Option 3 -- This is the best! They think that you can't see them so they scurry to the underside of a leaf. Well, considering how much damage they've done to almost evey type of plant in my garden so far (and it ain't even August yet--we're talking complete skeltonization of 3' x 3' plants and hundreds of hoppers), I'm willing to sacrifice a leaf or potential flowering stem to get them. Just snip right through the leaf. Approximate the middle of their body by their attennae and legs sticking out from behind. Works about 50-60% of the time, if not more once you get in the zone.

The art of grasshopper killing with scissors is an ancient one, handed down from the Chinese and Japanese bonsai masters--and popularized by Mr. Miyagi with his catch-a-fly-with-chopsticks technique. Try it! Not only will you feel calm and focused, you may have killed or seriously injured a female grasshopper.

In my book, even a legless grasshopper isn't as much of a threat as a two-legged insect. (And obviously the bigger they are, the easier they fall.)

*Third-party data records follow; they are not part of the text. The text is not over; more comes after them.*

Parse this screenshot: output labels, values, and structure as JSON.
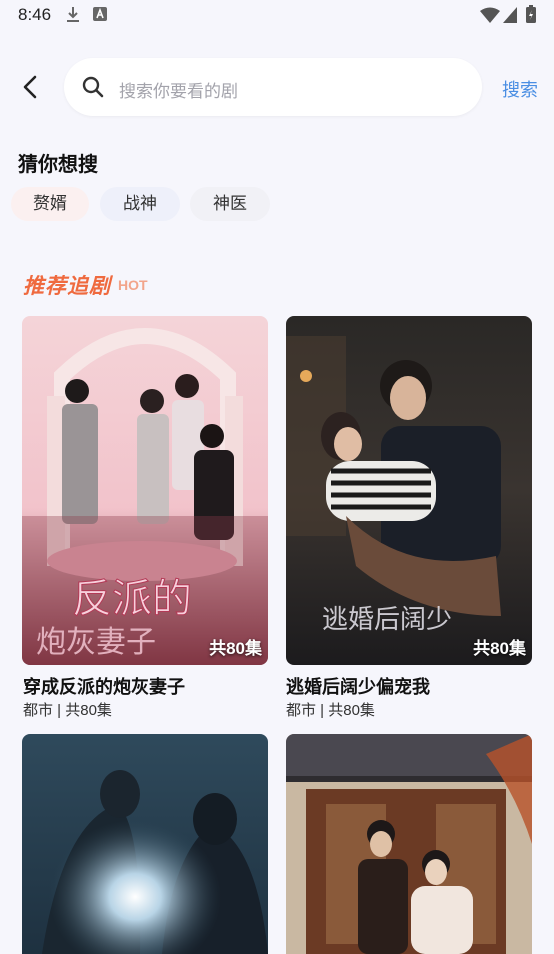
{
  "status_bar": {
    "time": "8:46"
  },
  "search": {
    "placeholder": "搜索你要看的剧",
    "button_label": "搜索"
  },
  "guess": {
    "title": "猜你想搜",
    "chips": [
      "赘婿",
      "战神",
      "神医"
    ]
  },
  "recommend": {
    "title": "推荐追剧",
    "hot_label": "HOT",
    "dramas": [
      {
        "title": "穿成反派的炮灰妻子",
        "meta": "都市 | 共80集",
        "episodes": "共80集",
        "poster_text": "反派的",
        "poster_text2": "炮灰妻子"
      },
      {
        "title": "逃婚后阔少偏宠我",
        "meta": "都市 | 共80集",
        "episodes": "共80集",
        "poster_text": "逃婚后阔少"
      },
      {
        "title": "",
        "meta": "",
        "episodes": ""
      },
      {
        "title": "",
        "meta": "",
        "episodes": ""
      }
    ]
  },
  "colors": {
    "accent": "#4a8ee3",
    "hot": "#ef6a3f",
    "background": "#f6f6fc"
  }
}
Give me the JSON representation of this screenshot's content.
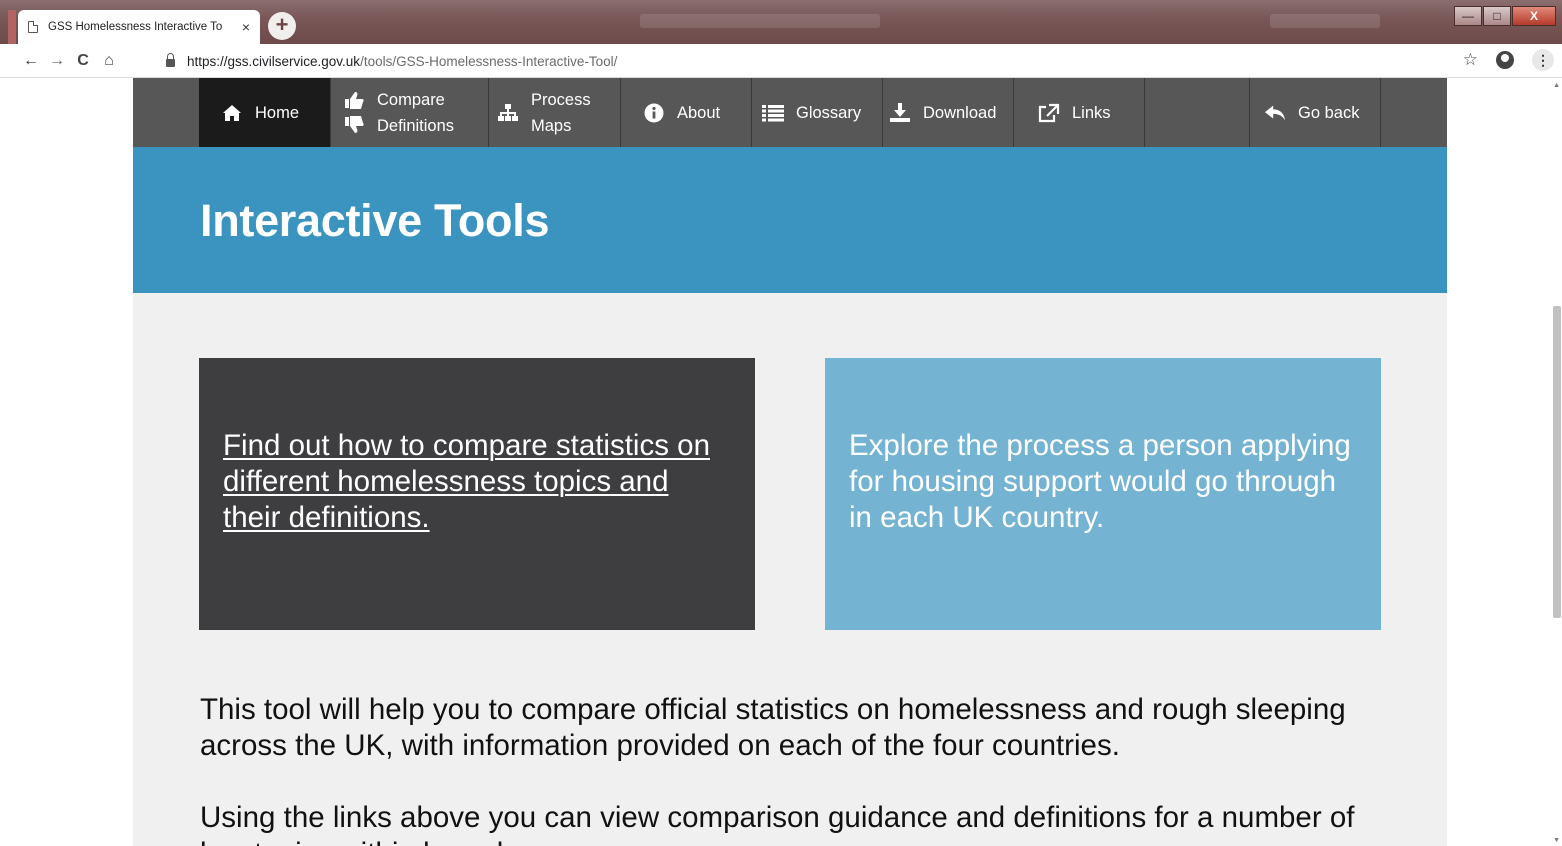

Let the hate mail and comments for disgust ensue, but keep in mind pepper spray and molasses isn't working (esp molasses), and I don't believe in pesticides. This seems pretty darn organic to me, especially as I scissored about 20 tonight.